To do =
Print the listing once more, exactly as written.

Information =
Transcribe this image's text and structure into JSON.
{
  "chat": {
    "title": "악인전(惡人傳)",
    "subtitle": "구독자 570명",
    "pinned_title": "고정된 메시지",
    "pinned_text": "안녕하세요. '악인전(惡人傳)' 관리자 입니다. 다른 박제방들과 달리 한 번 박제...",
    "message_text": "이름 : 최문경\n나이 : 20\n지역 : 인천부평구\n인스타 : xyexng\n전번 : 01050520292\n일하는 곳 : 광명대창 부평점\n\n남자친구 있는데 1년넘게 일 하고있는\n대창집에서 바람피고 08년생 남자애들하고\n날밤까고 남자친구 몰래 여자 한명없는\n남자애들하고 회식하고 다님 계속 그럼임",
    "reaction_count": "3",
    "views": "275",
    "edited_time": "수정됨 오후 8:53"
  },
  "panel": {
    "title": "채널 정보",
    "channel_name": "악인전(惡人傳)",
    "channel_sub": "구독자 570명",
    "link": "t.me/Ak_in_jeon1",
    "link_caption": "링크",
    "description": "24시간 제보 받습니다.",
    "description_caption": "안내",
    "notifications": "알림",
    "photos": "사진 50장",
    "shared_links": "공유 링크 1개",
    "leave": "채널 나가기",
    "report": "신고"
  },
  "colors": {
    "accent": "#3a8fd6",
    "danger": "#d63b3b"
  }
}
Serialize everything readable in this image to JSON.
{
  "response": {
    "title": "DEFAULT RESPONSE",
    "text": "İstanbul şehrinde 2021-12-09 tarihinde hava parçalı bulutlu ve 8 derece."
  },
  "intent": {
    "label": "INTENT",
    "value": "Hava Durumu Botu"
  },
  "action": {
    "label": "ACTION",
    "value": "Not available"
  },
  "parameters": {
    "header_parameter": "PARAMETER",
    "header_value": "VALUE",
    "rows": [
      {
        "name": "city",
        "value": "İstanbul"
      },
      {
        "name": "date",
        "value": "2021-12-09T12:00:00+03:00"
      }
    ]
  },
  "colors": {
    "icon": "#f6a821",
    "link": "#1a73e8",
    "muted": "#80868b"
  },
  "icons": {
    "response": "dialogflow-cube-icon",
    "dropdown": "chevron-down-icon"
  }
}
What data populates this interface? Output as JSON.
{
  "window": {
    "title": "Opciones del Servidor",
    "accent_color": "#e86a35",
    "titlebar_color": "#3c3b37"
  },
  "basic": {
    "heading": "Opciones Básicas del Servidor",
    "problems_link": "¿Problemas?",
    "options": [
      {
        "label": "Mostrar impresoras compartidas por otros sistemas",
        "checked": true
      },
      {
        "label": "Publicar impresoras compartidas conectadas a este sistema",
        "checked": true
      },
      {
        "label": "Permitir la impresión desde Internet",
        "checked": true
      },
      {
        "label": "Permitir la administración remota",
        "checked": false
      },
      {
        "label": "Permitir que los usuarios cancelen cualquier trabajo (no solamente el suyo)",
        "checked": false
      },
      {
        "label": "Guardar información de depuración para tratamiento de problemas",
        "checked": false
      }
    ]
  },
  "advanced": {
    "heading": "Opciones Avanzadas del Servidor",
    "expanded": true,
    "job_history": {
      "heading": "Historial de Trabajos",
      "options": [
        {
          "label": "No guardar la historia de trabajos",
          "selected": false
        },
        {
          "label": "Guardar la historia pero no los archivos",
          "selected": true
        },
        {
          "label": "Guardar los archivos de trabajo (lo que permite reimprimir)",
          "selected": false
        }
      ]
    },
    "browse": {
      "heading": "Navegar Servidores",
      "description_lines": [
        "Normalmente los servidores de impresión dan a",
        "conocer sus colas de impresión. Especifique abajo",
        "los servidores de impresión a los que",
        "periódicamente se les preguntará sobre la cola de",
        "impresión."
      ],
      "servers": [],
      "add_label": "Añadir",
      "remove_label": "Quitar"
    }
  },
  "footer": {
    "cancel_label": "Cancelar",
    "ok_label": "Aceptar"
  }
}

Task result =
Transcribe this image's text and structure into JSON.
{
  "chat": {
    "title": "악인전(惡人傳)",
    "subtitle": "구독자 570명",
    "pinned_title": "고정된 메시지",
    "pinned_text": "안녕하세요. '악인전(惡人傳)' 관리자 입니다. 다른 박제방들과 달리 한 번 박제...",
    "message_text": "이름 : 최문경\n나이 : 20\n지역 : 인천부평구\n인스타 : xyexng\n전번 : 01050520292\n일하는 곳 : 광명대창 부평점\n\n남자친구 있는데 1년넘게 일 하고있는\n대창집에서 바람피고 08년생 남자애들하고\n날밤까고 남자친구 몰래 여자 한명없는\n남자애들하고 회식하고 다님 계속 그럼임",
    "reaction_count": "3",
    "views": "275",
    "edited_time": "수정됨 오후 8:53"
  },
  "panel": {
    "title": "채널 정보",
    "channel_name": "악인전(惡人傳)",
    "channel_sub": "구독자 570명",
    "link": "t.me/Ak_in_jeon1",
    "link_caption": "링크",
    "description": "24시간 제보 받습니다.",
    "description_caption": "안내",
    "notifications": "알림",
    "photos": "사진 50장",
    "shared_links": "공유 링크 1개",
    "leave": "채널 나가기",
    "report": "신고"
  },
  "colors": {
    "accent": "#3a8fd6",
    "danger": "#d63b3b"
  }
}
Serialize everything readable in this image to JSON.
{
  "response": {
    "title": "DEFAULT RESPONSE",
    "text": "İstanbul şehrinde 2021-12-09 tarihinde hava parçalı bulutlu ve 8 derece."
  },
  "intent": {
    "label": "INTENT",
    "value": "Hava Durumu Botu"
  },
  "action": {
    "label": "ACTION",
    "value": "Not available"
  },
  "parameters": {
    "header_parameter": "PARAMETER",
    "header_value": "VALUE",
    "rows": [
      {
        "name": "city",
        "value": "İstanbul"
      },
      {
        "name": "date",
        "value": "2021-12-09T12:00:00+03:00"
      }
    ]
  },
  "colors": {
    "icon": "#f6a821",
    "link": "#1a73e8",
    "muted": "#80868b"
  },
  "icons": {
    "response": "dialogflow-cube-icon",
    "dropdown": "chevron-down-icon"
  }
}
What data populates this interface? Output as JSON.
{
  "window": {
    "title": "Opciones del Servidor",
    "accent_color": "#e86a35",
    "titlebar_color": "#3c3b37"
  },
  "basic": {
    "heading": "Opciones Básicas del Servidor",
    "problems_link": "¿Problemas?",
    "options": [
      {
        "label": "Mostrar impresoras compartidas por otros sistemas",
        "checked": true
      },
      {
        "label": "Publicar impresoras compartidas conectadas a este sistema",
        "checked": true
      },
      {
        "label": "Permitir la impresión desde Internet",
        "checked": true
      },
      {
        "label": "Permitir la administración remota",
        "checked": false
      },
      {
        "label": "Permitir que los usuarios cancelen cualquier trabajo (no solamente el suyo)",
        "checked": false
      },
      {
        "label": "Guardar información de depuración para tratamiento de problemas",
        "checked": false
      }
    ]
  },
  "advanced": {
    "heading": "Opciones Avanzadas del Servidor",
    "expanded": true,
    "job_history": {
      "heading": "Historial de Trabajos",
      "options": [
        {
          "label": "No guardar la historia de trabajos",
          "selected": false
        },
        {
          "label": "Guardar la historia pero no los archivos",
          "selected": true
        },
        {
          "label": "Guardar los archivos de trabajo (lo que permite reimprimir)",
          "selected": false
        }
      ]
    },
    "browse": {
      "heading": "Navegar Servidores",
      "description_lines": [
        "Normalmente los servidores de impresión dan a",
        "conocer sus colas de impresión. Especifique abajo",
        "los servidores de impresión a los que",
        "periódicamente se les preguntará sobre la cola de",
        "impresión."
      ],
      "servers": [],
      "add_label": "Añadir",
      "remove_label": "Quitar"
    }
  },
  "footer": {
    "cancel_label": "Cancelar",
    "ok_label": "Aceptar"
  }
}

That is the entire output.